* [Data for analysis]:
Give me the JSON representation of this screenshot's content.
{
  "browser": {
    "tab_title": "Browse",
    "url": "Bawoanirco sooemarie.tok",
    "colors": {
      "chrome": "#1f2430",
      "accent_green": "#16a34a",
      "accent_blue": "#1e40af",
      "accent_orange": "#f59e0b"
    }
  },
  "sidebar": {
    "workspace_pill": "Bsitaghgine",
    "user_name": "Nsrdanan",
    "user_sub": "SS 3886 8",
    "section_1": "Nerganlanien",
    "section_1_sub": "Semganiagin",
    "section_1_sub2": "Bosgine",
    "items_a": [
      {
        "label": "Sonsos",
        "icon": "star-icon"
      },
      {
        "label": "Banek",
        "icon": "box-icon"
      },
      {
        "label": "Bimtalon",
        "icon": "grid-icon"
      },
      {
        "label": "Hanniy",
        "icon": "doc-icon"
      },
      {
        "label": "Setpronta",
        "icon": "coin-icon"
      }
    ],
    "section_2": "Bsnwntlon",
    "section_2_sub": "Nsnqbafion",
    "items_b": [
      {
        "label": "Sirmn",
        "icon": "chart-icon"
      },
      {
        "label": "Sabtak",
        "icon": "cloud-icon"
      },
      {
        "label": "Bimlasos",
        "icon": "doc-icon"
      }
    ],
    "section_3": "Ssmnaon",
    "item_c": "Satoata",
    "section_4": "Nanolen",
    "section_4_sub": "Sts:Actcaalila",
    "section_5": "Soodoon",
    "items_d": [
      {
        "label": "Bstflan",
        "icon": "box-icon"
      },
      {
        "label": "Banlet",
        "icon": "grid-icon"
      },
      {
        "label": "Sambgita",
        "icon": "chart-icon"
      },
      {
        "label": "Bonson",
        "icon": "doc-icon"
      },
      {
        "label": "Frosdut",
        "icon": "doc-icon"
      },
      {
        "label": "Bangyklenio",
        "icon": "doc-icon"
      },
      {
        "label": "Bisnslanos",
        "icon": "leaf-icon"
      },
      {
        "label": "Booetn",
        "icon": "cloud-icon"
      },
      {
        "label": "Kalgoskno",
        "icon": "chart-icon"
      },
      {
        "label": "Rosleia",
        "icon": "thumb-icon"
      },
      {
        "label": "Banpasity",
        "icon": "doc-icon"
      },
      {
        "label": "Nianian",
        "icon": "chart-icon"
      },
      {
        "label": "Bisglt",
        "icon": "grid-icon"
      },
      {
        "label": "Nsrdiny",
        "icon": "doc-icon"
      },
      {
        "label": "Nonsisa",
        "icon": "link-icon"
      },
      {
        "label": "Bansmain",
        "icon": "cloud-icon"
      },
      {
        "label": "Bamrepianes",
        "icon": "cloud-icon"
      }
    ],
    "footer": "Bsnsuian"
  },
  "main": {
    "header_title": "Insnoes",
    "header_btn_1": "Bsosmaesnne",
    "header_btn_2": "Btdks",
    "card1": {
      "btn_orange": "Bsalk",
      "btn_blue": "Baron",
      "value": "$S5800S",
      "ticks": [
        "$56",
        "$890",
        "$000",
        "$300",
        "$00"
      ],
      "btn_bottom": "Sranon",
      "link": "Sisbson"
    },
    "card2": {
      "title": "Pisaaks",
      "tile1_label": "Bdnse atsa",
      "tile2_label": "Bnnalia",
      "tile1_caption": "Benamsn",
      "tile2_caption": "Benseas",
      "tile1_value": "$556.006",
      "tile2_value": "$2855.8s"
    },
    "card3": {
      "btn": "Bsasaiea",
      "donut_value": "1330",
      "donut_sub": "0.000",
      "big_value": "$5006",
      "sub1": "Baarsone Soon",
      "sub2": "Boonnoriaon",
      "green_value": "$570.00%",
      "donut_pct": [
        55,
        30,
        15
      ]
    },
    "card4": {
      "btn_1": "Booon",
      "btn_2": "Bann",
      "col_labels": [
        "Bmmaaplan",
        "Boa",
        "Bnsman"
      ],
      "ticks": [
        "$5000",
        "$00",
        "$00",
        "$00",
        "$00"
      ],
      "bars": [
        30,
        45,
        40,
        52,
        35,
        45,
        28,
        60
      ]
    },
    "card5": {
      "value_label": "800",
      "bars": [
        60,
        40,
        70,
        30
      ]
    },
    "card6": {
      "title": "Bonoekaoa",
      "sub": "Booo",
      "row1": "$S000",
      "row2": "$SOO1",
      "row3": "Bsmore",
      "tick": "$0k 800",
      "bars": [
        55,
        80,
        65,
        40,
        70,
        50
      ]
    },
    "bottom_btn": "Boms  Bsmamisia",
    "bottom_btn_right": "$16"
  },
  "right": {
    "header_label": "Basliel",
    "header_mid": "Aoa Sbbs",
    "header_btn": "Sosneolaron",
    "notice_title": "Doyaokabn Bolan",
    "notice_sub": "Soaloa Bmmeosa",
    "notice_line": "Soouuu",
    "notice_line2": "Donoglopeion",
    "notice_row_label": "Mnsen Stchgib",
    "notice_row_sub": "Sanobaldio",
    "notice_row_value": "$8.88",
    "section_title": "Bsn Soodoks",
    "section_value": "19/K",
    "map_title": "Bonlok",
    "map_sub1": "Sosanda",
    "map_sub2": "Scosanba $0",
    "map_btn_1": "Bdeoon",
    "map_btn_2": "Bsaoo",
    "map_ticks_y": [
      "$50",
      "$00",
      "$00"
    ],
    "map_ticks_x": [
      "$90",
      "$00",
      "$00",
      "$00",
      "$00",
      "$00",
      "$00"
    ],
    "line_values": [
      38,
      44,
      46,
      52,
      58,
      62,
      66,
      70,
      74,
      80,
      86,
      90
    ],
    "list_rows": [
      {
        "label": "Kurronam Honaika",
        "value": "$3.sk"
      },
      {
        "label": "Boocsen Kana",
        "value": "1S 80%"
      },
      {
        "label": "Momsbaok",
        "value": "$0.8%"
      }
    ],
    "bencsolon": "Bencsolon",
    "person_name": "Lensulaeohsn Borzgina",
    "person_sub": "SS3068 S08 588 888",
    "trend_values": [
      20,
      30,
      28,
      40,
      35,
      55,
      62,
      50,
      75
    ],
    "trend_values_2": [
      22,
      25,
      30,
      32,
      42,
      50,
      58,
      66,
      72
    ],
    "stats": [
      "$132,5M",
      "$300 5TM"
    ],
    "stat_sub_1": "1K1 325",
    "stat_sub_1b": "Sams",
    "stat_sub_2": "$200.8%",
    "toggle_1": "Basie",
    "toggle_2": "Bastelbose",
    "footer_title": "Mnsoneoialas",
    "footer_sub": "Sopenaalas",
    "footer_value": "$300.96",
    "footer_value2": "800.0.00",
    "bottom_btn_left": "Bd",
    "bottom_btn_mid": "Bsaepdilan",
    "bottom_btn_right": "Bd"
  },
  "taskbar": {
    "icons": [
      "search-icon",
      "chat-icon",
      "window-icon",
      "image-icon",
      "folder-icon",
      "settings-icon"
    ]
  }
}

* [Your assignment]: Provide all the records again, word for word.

* [Answer box]:
Give me the JSON representation of this screenshot's content.
{
  "browser": {
    "tab_title": "Browse",
    "url": "Bawoanirco sooemarie.tok",
    "colors": {
      "chrome": "#1f2430",
      "accent_green": "#16a34a",
      "accent_blue": "#1e40af",
      "accent_orange": "#f59e0b"
    }
  },
  "sidebar": {
    "workspace_pill": "Bsitaghgine",
    "user_name": "Nsrdanan",
    "user_sub": "SS 3886 8",
    "section_1": "Nerganlanien",
    "section_1_sub": "Semganiagin",
    "section_1_sub2": "Bosgine",
    "items_a": [
      {
        "label": "Sonsos",
        "icon": "star-icon"
      },
      {
        "label": "Banek",
        "icon": "box-icon"
      },
      {
        "label": "Bimtalon",
        "icon": "grid-icon"
      },
      {
        "label": "Hanniy",
        "icon": "doc-icon"
      },
      {
        "label": "Setpronta",
        "icon": "coin-icon"
      }
    ],
    "section_2": "Bsnwntlon",
    "section_2_sub": "Nsnqbafion",
    "items_b": [
      {
        "label": "Sirmn",
        "icon": "chart-icon"
      },
      {
        "label": "Sabtak",
        "icon": "cloud-icon"
      },
      {
        "label": "Bimlasos",
        "icon": "doc-icon"
      }
    ],
    "section_3": "Ssmnaon",
    "item_c": "Satoata",
    "section_4": "Nanolen",
    "section_4_sub": "Sts:Actcaalila",
    "section_5": "Soodoon",
    "items_d": [
      {
        "label": "Bstflan",
        "icon": "box-icon"
      },
      {
        "label": "Banlet",
        "icon": "grid-icon"
      },
      {
        "label": "Sambgita",
        "icon": "chart-icon"
      },
      {
        "label": "Bonson",
        "icon": "doc-icon"
      },
      {
        "label": "Frosdut",
        "icon": "doc-icon"
      },
      {
        "label": "Bangyklenio",
        "icon": "doc-icon"
      },
      {
        "label": "Bisnslanos",
        "icon": "leaf-icon"
      },
      {
        "label": "Booetn",
        "icon": "cloud-icon"
      },
      {
        "label": "Kalgoskno",
        "icon": "chart-icon"
      },
      {
        "label": "Rosleia",
        "icon": "thumb-icon"
      },
      {
        "label": "Banpasity",
        "icon": "doc-icon"
      },
      {
        "label": "Nianian",
        "icon": "chart-icon"
      },
      {
        "label": "Bisglt",
        "icon": "grid-icon"
      },
      {
        "label": "Nsrdiny",
        "icon": "doc-icon"
      },
      {
        "label": "Nonsisa",
        "icon": "link-icon"
      },
      {
        "label": "Bansmain",
        "icon": "cloud-icon"
      },
      {
        "label": "Bamrepianes",
        "icon": "cloud-icon"
      }
    ],
    "footer": "Bsnsuian"
  },
  "main": {
    "header_title": "Insnoes",
    "header_btn_1": "Bsosmaesnne",
    "header_btn_2": "Btdks",
    "card1": {
      "btn_orange": "Bsalk",
      "btn_blue": "Baron",
      "value": "$S5800S",
      "ticks": [
        "$56",
        "$890",
        "$000",
        "$300",
        "$00"
      ],
      "btn_bottom": "Sranon",
      "link": "Sisbson"
    },
    "card2": {
      "title": "Pisaaks",
      "tile1_label": "Bdnse atsa",
      "tile2_label": "Bnnalia",
      "tile1_caption": "Benamsn",
      "tile2_caption": "Benseas",
      "tile1_value": "$556.006",
      "tile2_value": "$2855.8s"
    },
    "card3": {
      "btn": "Bsasaiea",
      "donut_value": "1330",
      "donut_sub": "0.000",
      "big_value": "$5006",
      "sub1": "Baarsone Soon",
      "sub2": "Boonnoriaon",
      "green_value": "$570.00%",
      "donut_pct": [
        55,
        30,
        15
      ]
    },
    "card4": {
      "btn_1": "Booon",
      "btn_2": "Bann",
      "col_labels": [
        "Bmmaaplan",
        "Boa",
        "Bnsman"
      ],
      "ticks": [
        "$5000",
        "$00",
        "$00",
        "$00",
        "$00"
      ],
      "bars": [
        30,
        45,
        40,
        52,
        35,
        45,
        28,
        60
      ]
    },
    "card5": {
      "value_label": "800",
      "bars": [
        60,
        40,
        70,
        30
      ]
    },
    "card6": {
      "title": "Bonoekaoa",
      "sub": "Booo",
      "row1": "$S000",
      "row2": "$SOO1",
      "row3": "Bsmore",
      "tick": "$0k 800",
      "bars": [
        55,
        80,
        65,
        40,
        70,
        50
      ]
    },
    "bottom_btn": "Boms  Bsmamisia",
    "bottom_btn_right": "$16"
  },
  "right": {
    "header_label": "Basliel",
    "header_mid": "Aoa Sbbs",
    "header_btn": "Sosneolaron",
    "notice_title": "Doyaokabn Bolan",
    "notice_sub": "Soaloa Bmmeosa",
    "notice_line": "Soouuu",
    "notice_line2": "Donoglopeion",
    "notice_row_label": "Mnsen Stchgib",
    "notice_row_sub": "Sanobaldio",
    "notice_row_value": "$8.88",
    "section_title": "Bsn Soodoks",
    "section_value": "19/K",
    "map_title": "Bonlok",
    "map_sub1": "Sosanda",
    "map_sub2": "Scosanba $0",
    "map_btn_1": "Bdeoon",
    "map_btn_2": "Bsaoo",
    "map_ticks_y": [
      "$50",
      "$00",
      "$00"
    ],
    "map_ticks_x": [
      "$90",
      "$00",
      "$00",
      "$00",
      "$00",
      "$00",
      "$00"
    ],
    "line_values": [
      38,
      44,
      46,
      52,
      58,
      62,
      66,
      70,
      74,
      80,
      86,
      90
    ],
    "list_rows": [
      {
        "label": "Kurronam Honaika",
        "value": "$3.sk"
      },
      {
        "label": "Boocsen Kana",
        "value": "1S 80%"
      },
      {
        "label": "Momsbaok",
        "value": "$0.8%"
      }
    ],
    "bencsolon": "Bencsolon",
    "person_name": "Lensulaeohsn Borzgina",
    "person_sub": "SS3068 S08 588 888",
    "trend_values": [
      20,
      30,
      28,
      40,
      35,
      55,
      62,
      50,
      75
    ],
    "trend_values_2": [
      22,
      25,
      30,
      32,
      42,
      50,
      58,
      66,
      72
    ],
    "stats": [
      "$132,5M",
      "$300 5TM"
    ],
    "stat_sub_1": "1K1 325",
    "stat_sub_1b": "Sams",
    "stat_sub_2": "$200.8%",
    "toggle_1": "Basie",
    "toggle_2": "Bastelbose",
    "footer_title": "Mnsoneoialas",
    "footer_sub": "Sopenaalas",
    "footer_value": "$300.96",
    "footer_value2": "800.0.00",
    "bottom_btn_left": "Bd",
    "bottom_btn_mid": "Bsaepdilan",
    "bottom_btn_right": "Bd"
  },
  "taskbar": {
    "icons": [
      "search-icon",
      "chat-icon",
      "window-icon",
      "image-icon",
      "folder-icon",
      "settings-icon"
    ]
  }
}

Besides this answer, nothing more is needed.